What this task involves — Reading the listing below, count the lines that contain the word "Compute" and give that count alone.

:: Dataset extract ::

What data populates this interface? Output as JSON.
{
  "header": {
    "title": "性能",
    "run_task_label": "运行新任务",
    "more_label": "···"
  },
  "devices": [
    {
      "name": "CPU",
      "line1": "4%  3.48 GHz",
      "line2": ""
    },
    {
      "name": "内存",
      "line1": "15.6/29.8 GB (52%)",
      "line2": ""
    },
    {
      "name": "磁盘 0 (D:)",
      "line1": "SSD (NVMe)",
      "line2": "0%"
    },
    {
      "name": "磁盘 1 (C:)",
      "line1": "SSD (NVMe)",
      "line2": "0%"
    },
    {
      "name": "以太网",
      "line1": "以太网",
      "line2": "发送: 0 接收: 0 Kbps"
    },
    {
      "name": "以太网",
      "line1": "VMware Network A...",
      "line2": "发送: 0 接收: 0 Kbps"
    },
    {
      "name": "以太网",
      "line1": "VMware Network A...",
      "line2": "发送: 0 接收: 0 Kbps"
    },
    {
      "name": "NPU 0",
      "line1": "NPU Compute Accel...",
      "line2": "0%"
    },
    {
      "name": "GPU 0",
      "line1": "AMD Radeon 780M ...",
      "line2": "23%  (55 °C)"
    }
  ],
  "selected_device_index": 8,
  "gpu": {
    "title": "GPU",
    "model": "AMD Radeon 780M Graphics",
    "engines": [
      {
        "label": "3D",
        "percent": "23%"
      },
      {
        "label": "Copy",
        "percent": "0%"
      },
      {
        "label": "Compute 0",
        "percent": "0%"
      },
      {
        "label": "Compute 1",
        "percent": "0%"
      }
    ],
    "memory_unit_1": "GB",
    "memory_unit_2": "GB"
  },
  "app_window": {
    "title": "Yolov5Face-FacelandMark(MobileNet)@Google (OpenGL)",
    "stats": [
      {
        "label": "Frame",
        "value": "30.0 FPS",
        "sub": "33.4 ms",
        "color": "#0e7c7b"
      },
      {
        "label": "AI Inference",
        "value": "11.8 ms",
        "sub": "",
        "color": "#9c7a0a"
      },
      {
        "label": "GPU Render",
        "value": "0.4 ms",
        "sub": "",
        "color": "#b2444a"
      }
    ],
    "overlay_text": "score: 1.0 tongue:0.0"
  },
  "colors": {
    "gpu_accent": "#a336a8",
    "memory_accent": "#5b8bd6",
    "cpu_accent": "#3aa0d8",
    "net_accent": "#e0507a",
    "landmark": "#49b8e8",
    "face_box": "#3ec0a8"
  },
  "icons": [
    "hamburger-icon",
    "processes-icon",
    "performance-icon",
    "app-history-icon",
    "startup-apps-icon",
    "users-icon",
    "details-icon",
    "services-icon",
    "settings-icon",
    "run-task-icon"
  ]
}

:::

Written answer — 3